Some UC campuses have tried a variety of ways to incentivize people to apply.
UCLA has been attending job fairs and using other recruitment and outreach efforts to help fill the vacancies, Alvarado said in the emailed statement.
“UCLA Dining will continue to work on solutions until UCLA’s 14,500 on-campus residents are able to enjoy the same level of quality and service that was provided before the pandemic and earned UCLA recognition as having the best dining program in American higher ed,” she added.
UC Riverside has been participating in job fairs, billboard advertising and other recruitment strategies, Warren said in an emailed statement.

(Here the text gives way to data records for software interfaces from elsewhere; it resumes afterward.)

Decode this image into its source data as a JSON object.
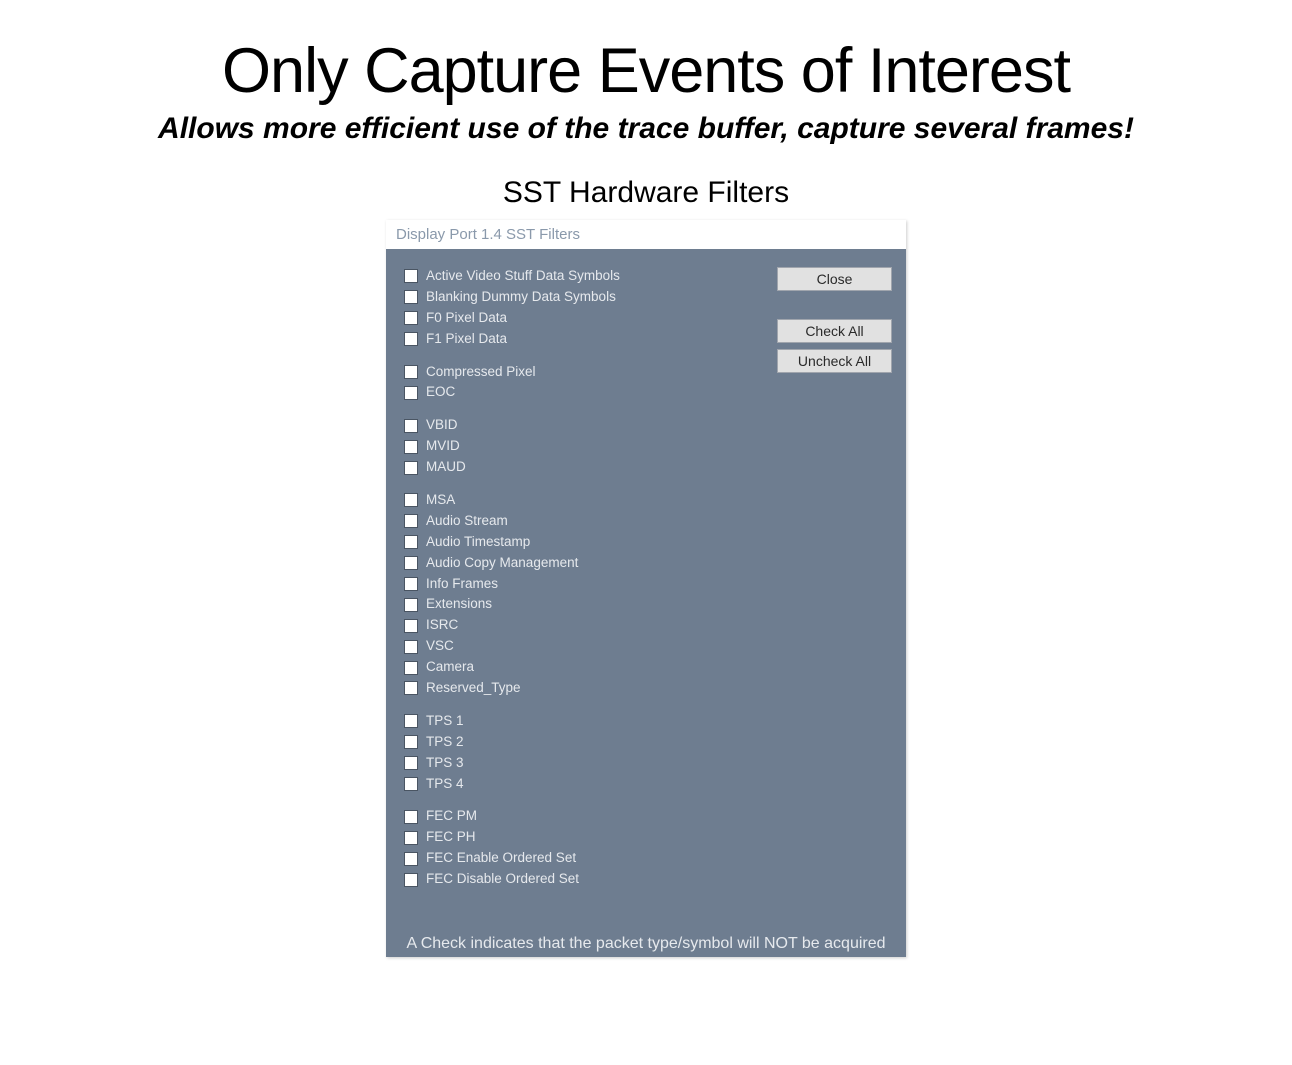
{
  "page": {
    "title": "Only Capture Events of Interest",
    "subtitle": "Allows more efficient use of the trace buffer, capture several frames!",
    "section_header": "SST Hardware Filters"
  },
  "dialog": {
    "title": "Display Port 1.4 SST Filters",
    "buttons": {
      "close": "Close",
      "check_all": "Check All",
      "uncheck_all": "Uncheck All"
    },
    "footer_note": "A Check indicates that the packet type/symbol will NOT be acquired",
    "groups": [
      {
        "items": [
          {
            "label": "Active Video Stuff Data Symbols",
            "checked": false
          },
          {
            "label": "Blanking Dummy Data Symbols",
            "checked": false
          },
          {
            "label": "F0 Pixel Data",
            "checked": false
          },
          {
            "label": "F1 Pixel Data",
            "checked": false
          }
        ]
      },
      {
        "items": [
          {
            "label": "Compressed Pixel",
            "checked": false
          },
          {
            "label": "EOC",
            "checked": false
          }
        ]
      },
      {
        "items": [
          {
            "label": "VBID",
            "checked": false
          },
          {
            "label": "MVID",
            "checked": false
          },
          {
            "label": "MAUD",
            "checked": false
          }
        ]
      },
      {
        "items": [
          {
            "label": "MSA",
            "checked": false
          },
          {
            "label": "Audio Stream",
            "checked": false
          },
          {
            "label": "Audio Timestamp",
            "checked": false
          },
          {
            "label": "Audio Copy Management",
            "checked": false
          },
          {
            "label": "Info Frames",
            "checked": false
          },
          {
            "label": "Extensions",
            "checked": false
          },
          {
            "label": "ISRC",
            "checked": false
          },
          {
            "label": "VSC",
            "checked": false
          },
          {
            "label": "Camera",
            "checked": false
          },
          {
            "label": "Reserved_Type",
            "checked": false
          }
        ]
      },
      {
        "items": [
          {
            "label": "TPS 1",
            "checked": false
          },
          {
            "label": "TPS 2",
            "checked": false
          },
          {
            "label": "TPS 3",
            "checked": false
          },
          {
            "label": "TPS 4",
            "checked": false
          }
        ]
      },
      {
        "items": [
          {
            "label": "FEC PM",
            "checked": false
          },
          {
            "label": "FEC PH",
            "checked": false
          },
          {
            "label": "FEC Enable Ordered Set",
            "checked": false
          },
          {
            "label": "FEC Disable Ordered Set",
            "checked": false
          }
        ]
      }
    ]
  }
}
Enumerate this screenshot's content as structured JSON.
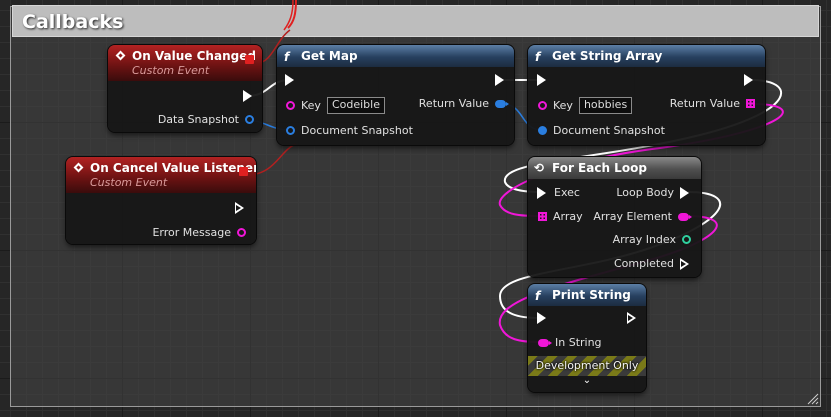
{
  "comment": {
    "title": "Callbacks"
  },
  "nodes": {
    "on_value_changed": {
      "title": "On Value Changed",
      "subtitle": "Custom Event",
      "pins": {
        "data_snapshot": "Data Snapshot"
      }
    },
    "on_cancel": {
      "title": "On Cancel Value Listener",
      "subtitle": "Custom Event",
      "pins": {
        "error_message": "Error Message"
      }
    },
    "get_map": {
      "icon": "f",
      "title": "Get Map",
      "pins": {
        "key": "Key",
        "key_value": "Codeible",
        "return_value": "Return Value",
        "document_snapshot": "Document Snapshot"
      }
    },
    "get_string_array": {
      "icon": "f",
      "title": "Get String Array",
      "pins": {
        "key": "Key",
        "key_value": "hobbies",
        "return_value": "Return Value",
        "document_snapshot": "Document Snapshot"
      }
    },
    "for_each_loop": {
      "title": "For Each Loop",
      "pins": {
        "exec": "Exec",
        "array": "Array",
        "loop_body": "Loop Body",
        "array_element": "Array Element",
        "array_index": "Array Index",
        "completed": "Completed"
      }
    },
    "print_string": {
      "icon": "f",
      "title": "Print String",
      "pins": {
        "in_string": "In String"
      },
      "footer": "Development Only",
      "expand_glyph": "⌄"
    }
  },
  "colors": {
    "exec": "#ffffff",
    "string": "#f016d8",
    "object": "#2a7ee0",
    "integer": "#30d0a0",
    "event_delegate": "#e02020"
  }
}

UC San Diego has been able to hire more employees who help reduce the issues caused by the lack of staff, said UC San Diego spokesperson Leslie Sepuka in an emailed statement.
“The university has hired and onboarded several full-time dining staff members and dining student employees, and we hope to see a similar trend for the upcoming weeks,” Sepuka said.
Over the course of the quarter, the lines at UC San Diego dining halls have decreased significantly from the hour wait, Agni said.
“When we started the quarter, things were bad in both dining halls, restaurants and across campus at transportation, the student union, etc.,” Agni said. “Now, things are still bad, but they’re getting better. I know that, for example, in addition to dining halls, transportation is also short on staff, but they’re making up for that with different service offerings and aggressive recruitment bonuses, pay increases.”
Velazquez added that she has noticed an improvement in her on-campus job when more student workers were hired, but these improvements have not been extended to dining halls on the Hill.
In her own office, Gatica said she’s heard the lines have gotten better at eat-in dining halls but not at takeout places such as The Study at Hedrick and Rendezvous.
She added that even though there is a slight improvement, the university needs to compensate employees better with livable wages.
“I do hope UCLA takes accountability for this and also supports their workers (and) supports the labor that’s being put into to serve our students with food,” Gatica said.